=== Activity ===
Nothing should change. Output the data exactly.

=== The records ===
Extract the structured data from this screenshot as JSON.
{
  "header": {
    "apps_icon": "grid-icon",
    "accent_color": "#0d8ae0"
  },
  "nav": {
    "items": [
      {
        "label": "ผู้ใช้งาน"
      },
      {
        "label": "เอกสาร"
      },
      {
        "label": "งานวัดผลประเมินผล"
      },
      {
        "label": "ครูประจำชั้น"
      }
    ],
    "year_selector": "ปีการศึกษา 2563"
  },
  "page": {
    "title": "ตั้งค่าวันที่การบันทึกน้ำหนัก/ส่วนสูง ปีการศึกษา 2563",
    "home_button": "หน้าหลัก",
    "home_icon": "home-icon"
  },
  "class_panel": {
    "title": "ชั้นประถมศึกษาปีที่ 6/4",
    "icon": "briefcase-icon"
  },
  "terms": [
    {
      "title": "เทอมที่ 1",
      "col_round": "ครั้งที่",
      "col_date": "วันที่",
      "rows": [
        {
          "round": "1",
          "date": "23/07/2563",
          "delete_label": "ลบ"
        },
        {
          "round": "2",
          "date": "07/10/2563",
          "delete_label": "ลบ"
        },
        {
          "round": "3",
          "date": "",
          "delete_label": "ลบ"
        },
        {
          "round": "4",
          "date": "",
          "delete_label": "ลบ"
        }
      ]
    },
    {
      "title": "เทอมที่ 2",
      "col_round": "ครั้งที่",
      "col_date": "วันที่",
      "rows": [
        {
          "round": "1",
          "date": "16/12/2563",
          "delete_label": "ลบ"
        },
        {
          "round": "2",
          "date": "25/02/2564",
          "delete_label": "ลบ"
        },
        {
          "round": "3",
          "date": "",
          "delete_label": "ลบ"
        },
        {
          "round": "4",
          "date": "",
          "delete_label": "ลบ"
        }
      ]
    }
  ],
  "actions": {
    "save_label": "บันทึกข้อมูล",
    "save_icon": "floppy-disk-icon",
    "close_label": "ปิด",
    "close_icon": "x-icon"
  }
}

=== Solution for this task ===
Extract the structured data from this screenshot as JSON.
{
  "header": {
    "apps_icon": "grid-icon",
    "accent_color": "#0d8ae0"
  },
  "nav": {
    "items": [
      {
        "label": "ผู้ใช้งาน"
      },
      {
        "label": "เอกสาร"
      },
      {
        "label": "งานวัดผลประเมินผล"
      },
      {
        "label": "ครูประจำชั้น"
      }
    ],
    "year_selector": "ปีการศึกษา 2563"
  },
  "page": {
    "title": "ตั้งค่าวันที่การบันทึกน้ำหนัก/ส่วนสูง ปีการศึกษา 2563",
    "home_button": "หน้าหลัก",
    "home_icon": "home-icon"
  },
  "class_panel": {
    "title": "ชั้นประถมศึกษาปีที่ 6/4",
    "icon": "briefcase-icon"
  },
  "terms": [
    {
      "title": "เทอมที่ 1",
      "col_round": "ครั้งที่",
      "col_date": "วันที่",
      "rows": [
        {
          "round": "1",
          "date": "23/07/2563",
          "delete_label": "ลบ"
        },
        {
          "round": "2",
          "date": "07/10/2563",
          "delete_label": "ลบ"
        },
        {
          "round": "3",
          "date": "",
          "delete_label": "ลบ"
        },
        {
          "round": "4",
          "date": "",
          "delete_label": "ลบ"
        }
      ]
    },
    {
      "title": "เทอมที่ 2",
      "col_round": "ครั้งที่",
      "col_date": "วันที่",
      "rows": [
        {
          "round": "1",
          "date": "16/12/2563",
          "delete_label": "ลบ"
        },
        {
          "round": "2",
          "date": "25/02/2564",
          "delete_label": "ลบ"
        },
        {
          "round": "3",
          "date": "",
          "delete_label": "ลบ"
        },
        {
          "round": "4",
          "date": "",
          "delete_label": "ลบ"
        }
      ]
    }
  ],
  "actions": {
    "save_label": "บันทึกข้อมูล",
    "save_icon": "floppy-disk-icon",
    "close_label": "ปิด",
    "close_icon": "x-icon"
  }
}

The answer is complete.